Dataset records:
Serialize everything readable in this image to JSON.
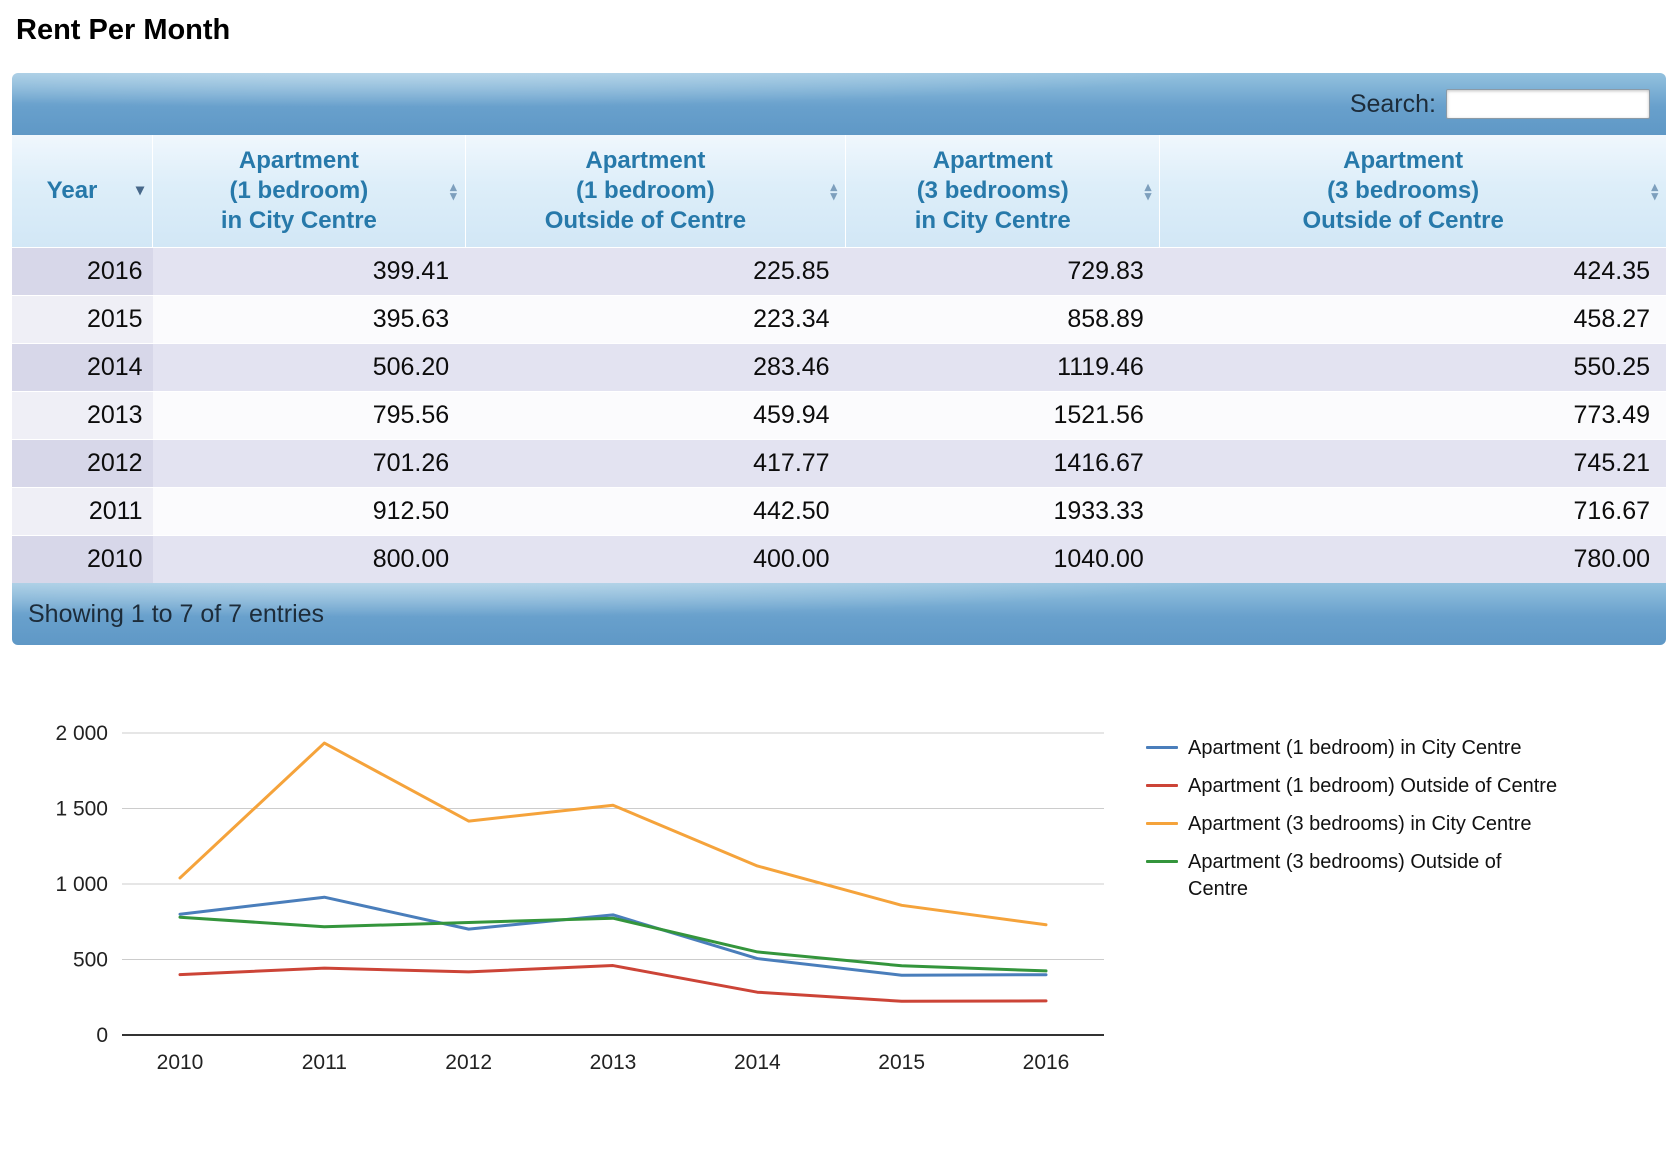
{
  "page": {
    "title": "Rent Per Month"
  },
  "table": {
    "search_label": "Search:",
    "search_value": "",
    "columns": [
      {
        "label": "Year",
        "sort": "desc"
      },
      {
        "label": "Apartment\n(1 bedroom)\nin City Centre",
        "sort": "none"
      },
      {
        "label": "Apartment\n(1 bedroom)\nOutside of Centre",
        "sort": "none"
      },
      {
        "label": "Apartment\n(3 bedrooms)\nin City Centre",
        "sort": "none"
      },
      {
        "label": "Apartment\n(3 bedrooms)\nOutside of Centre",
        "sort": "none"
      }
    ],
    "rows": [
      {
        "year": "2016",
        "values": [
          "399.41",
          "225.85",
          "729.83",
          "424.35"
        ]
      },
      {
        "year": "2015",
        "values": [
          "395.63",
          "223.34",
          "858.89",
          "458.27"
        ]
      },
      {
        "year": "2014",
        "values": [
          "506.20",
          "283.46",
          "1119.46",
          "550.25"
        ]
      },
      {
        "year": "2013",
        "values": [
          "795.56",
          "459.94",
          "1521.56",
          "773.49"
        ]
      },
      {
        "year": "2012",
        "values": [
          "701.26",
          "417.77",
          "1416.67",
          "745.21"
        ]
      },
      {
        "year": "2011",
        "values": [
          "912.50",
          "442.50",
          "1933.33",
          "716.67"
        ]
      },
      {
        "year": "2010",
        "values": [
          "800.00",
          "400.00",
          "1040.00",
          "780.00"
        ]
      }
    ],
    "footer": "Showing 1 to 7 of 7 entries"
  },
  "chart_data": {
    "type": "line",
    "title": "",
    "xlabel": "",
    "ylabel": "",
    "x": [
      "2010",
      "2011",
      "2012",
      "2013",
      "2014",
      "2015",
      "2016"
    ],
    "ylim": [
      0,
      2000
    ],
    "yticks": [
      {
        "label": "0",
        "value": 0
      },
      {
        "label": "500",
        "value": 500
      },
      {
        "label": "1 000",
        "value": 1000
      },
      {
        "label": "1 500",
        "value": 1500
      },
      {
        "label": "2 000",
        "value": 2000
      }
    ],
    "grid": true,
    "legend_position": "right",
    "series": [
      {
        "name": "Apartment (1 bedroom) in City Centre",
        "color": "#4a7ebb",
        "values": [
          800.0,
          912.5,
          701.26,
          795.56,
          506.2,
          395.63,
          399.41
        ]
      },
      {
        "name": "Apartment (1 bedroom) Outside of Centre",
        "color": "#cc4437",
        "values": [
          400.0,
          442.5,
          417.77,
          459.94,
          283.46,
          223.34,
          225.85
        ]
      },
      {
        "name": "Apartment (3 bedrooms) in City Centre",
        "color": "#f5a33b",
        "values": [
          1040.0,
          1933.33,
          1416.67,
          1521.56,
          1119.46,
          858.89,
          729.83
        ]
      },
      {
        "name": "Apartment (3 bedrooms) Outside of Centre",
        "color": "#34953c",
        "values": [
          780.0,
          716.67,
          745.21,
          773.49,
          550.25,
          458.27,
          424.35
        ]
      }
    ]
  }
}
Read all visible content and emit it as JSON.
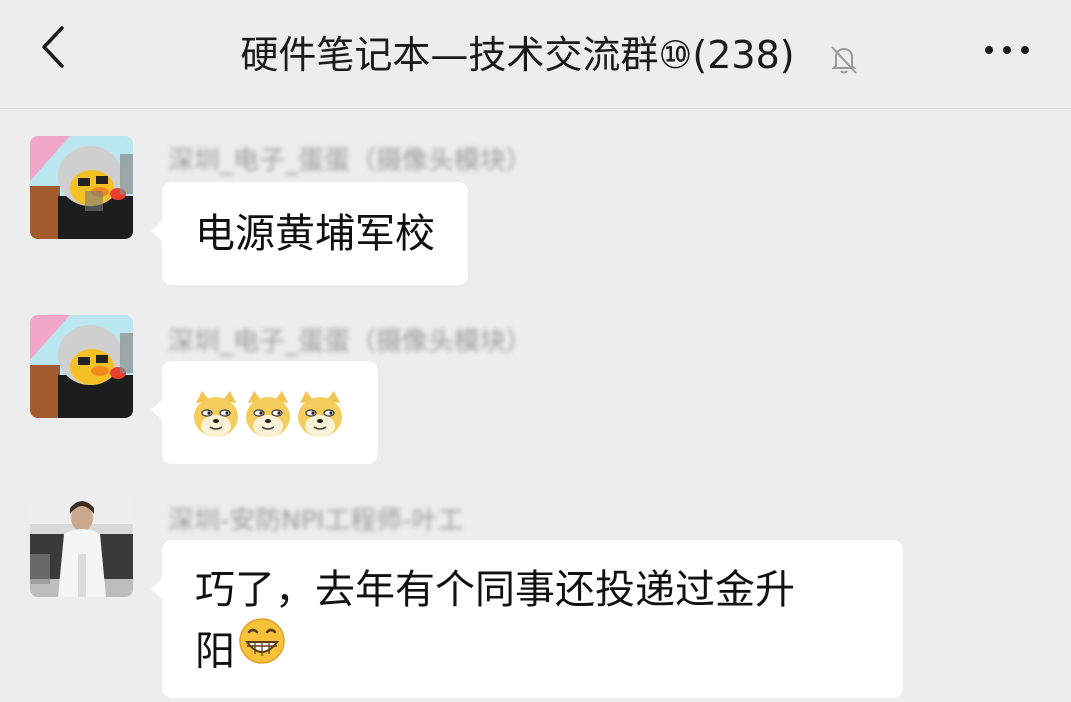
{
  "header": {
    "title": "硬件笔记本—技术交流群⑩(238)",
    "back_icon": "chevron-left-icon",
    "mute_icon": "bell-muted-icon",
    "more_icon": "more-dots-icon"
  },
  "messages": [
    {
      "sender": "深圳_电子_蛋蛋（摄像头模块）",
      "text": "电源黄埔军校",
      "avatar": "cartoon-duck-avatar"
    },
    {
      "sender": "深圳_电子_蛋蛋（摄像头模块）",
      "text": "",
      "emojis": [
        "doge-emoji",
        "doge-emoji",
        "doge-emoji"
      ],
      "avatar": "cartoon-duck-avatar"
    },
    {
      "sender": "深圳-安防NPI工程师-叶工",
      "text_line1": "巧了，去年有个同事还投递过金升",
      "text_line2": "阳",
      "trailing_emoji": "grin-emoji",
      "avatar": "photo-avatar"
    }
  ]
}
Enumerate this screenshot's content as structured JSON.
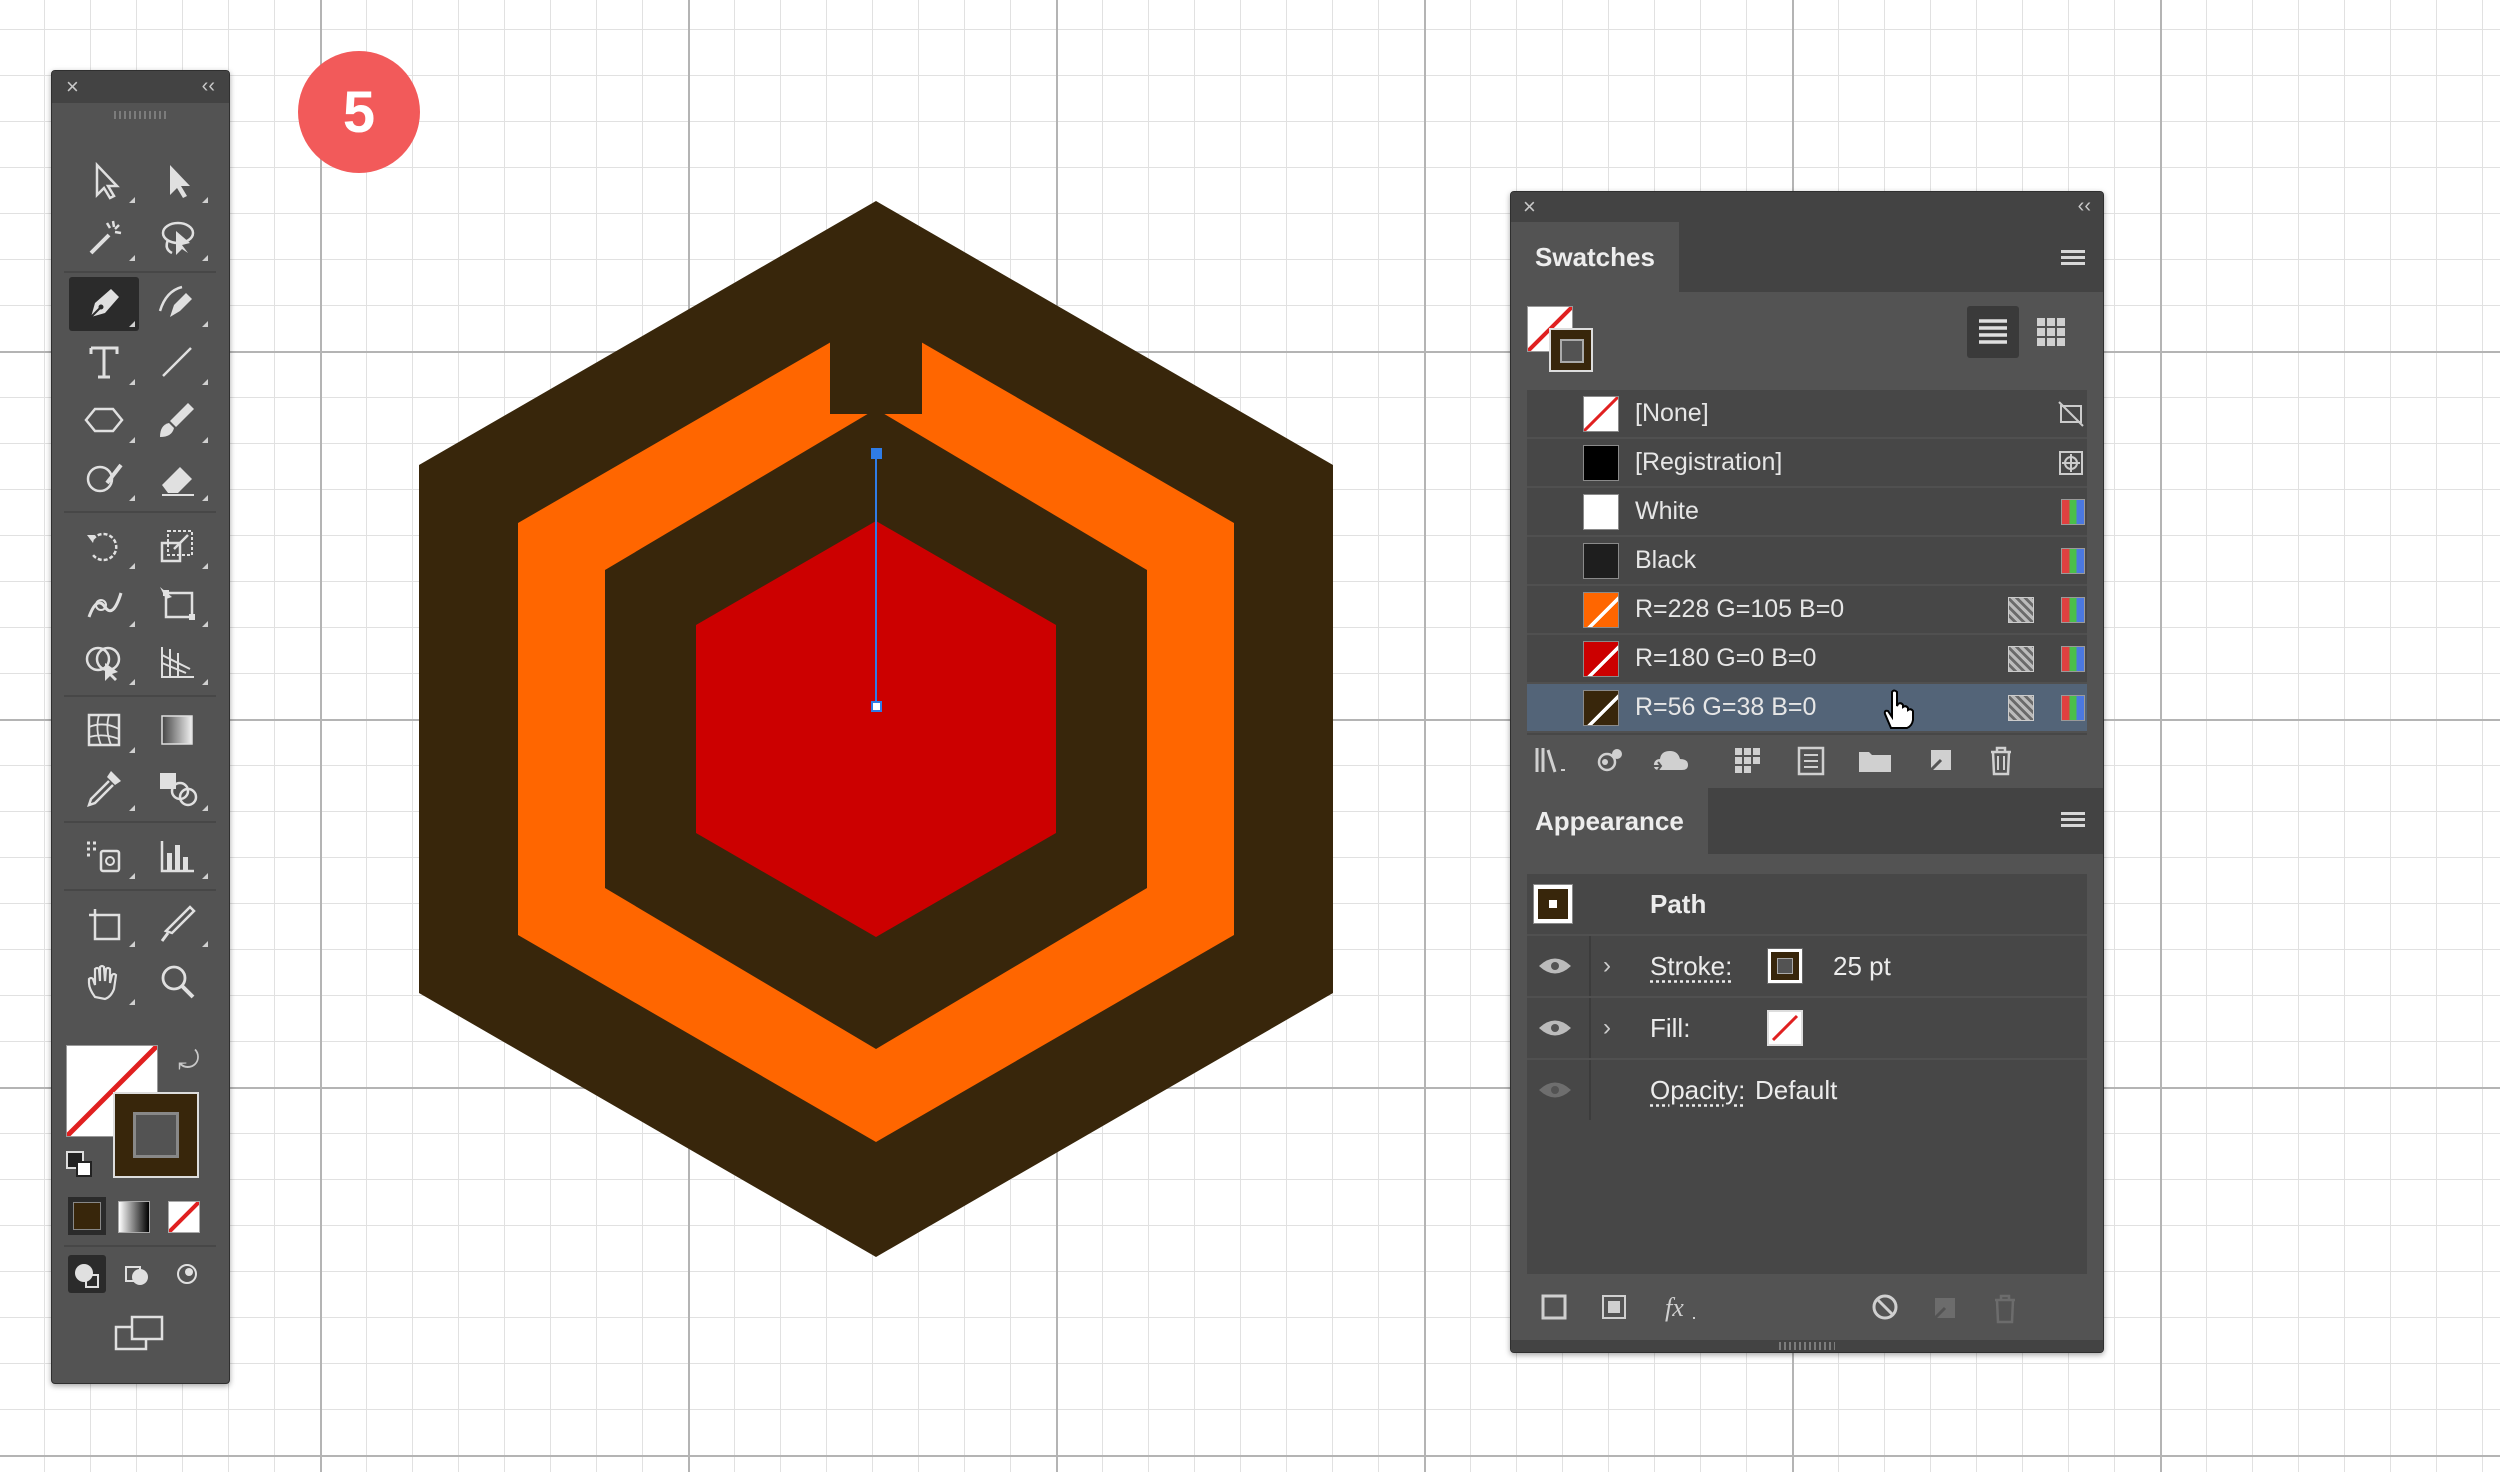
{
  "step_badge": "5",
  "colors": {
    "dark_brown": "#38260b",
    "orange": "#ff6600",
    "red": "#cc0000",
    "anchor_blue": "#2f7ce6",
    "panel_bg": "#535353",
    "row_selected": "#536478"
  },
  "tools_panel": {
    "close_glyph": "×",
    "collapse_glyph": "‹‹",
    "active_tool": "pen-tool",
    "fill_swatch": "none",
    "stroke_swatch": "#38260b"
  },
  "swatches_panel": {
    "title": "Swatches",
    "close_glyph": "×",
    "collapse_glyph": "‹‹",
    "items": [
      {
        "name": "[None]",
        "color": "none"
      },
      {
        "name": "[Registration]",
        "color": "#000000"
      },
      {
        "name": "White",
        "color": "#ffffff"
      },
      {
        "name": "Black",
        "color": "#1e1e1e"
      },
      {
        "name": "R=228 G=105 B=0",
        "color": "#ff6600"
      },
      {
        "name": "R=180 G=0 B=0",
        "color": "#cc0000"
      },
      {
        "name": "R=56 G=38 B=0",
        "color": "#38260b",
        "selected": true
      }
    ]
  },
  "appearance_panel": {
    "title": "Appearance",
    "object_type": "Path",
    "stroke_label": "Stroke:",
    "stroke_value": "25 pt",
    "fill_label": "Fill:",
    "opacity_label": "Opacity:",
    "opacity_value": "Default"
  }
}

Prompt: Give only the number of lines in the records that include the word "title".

Task response: 5